▶ [Exercise] All the data should come back exactly as it was given.
--- START ---
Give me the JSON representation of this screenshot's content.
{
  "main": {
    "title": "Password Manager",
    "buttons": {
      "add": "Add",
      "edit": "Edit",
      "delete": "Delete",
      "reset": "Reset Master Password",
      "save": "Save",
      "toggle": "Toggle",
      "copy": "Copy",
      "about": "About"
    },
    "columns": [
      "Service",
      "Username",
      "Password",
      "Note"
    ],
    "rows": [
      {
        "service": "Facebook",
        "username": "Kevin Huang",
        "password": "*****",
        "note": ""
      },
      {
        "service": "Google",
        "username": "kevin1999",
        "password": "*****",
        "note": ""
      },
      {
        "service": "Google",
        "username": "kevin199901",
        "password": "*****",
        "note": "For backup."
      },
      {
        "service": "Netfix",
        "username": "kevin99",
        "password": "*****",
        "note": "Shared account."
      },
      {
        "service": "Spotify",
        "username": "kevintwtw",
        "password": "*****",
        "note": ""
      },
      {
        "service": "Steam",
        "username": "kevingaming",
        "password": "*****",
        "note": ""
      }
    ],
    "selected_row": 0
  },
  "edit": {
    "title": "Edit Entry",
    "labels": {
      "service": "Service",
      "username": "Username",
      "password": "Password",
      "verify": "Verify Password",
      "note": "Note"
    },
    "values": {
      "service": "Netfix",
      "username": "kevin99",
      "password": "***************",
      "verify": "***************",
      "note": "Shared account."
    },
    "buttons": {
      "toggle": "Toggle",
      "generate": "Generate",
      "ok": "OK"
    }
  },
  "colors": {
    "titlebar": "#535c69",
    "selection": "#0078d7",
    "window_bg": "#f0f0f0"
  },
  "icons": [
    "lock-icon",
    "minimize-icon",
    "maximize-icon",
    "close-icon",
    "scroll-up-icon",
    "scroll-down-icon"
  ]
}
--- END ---
▶ [Solution for this task]
Give me the JSON representation of this screenshot's content.
{
  "main": {
    "title": "Password Manager",
    "buttons": {
      "add": "Add",
      "edit": "Edit",
      "delete": "Delete",
      "reset": "Reset Master Password",
      "save": "Save",
      "toggle": "Toggle",
      "copy": "Copy",
      "about": "About"
    },
    "columns": [
      "Service",
      "Username",
      "Password",
      "Note"
    ],
    "rows": [
      {
        "service": "Facebook",
        "username": "Kevin Huang",
        "password": "*****",
        "note": ""
      },
      {
        "service": "Google",
        "username": "kevin1999",
        "password": "*****",
        "note": ""
      },
      {
        "service": "Google",
        "username": "kevin199901",
        "password": "*****",
        "note": "For backup."
      },
      {
        "service": "Netfix",
        "username": "kevin99",
        "password": "*****",
        "note": "Shared account."
      },
      {
        "service": "Spotify",
        "username": "kevintwtw",
        "password": "*****",
        "note": ""
      },
      {
        "service": "Steam",
        "username": "kevingaming",
        "password": "*****",
        "note": ""
      }
    ],
    "selected_row": 0
  },
  "edit": {
    "title": "Edit Entry",
    "labels": {
      "service": "Service",
      "username": "Username",
      "password": "Password",
      "verify": "Verify Password",
      "note": "Note"
    },
    "values": {
      "service": "Netfix",
      "username": "kevin99",
      "password": "***************",
      "verify": "***************",
      "note": "Shared account."
    },
    "buttons": {
      "toggle": "Toggle",
      "generate": "Generate",
      "ok": "OK"
    }
  },
  "colors": {
    "titlebar": "#535c69",
    "selection": "#0078d7",
    "window_bg": "#f0f0f0"
  },
  "icons": [
    "lock-icon",
    "minimize-icon",
    "maximize-icon",
    "close-icon",
    "scroll-up-icon",
    "scroll-down-icon"
  ]
}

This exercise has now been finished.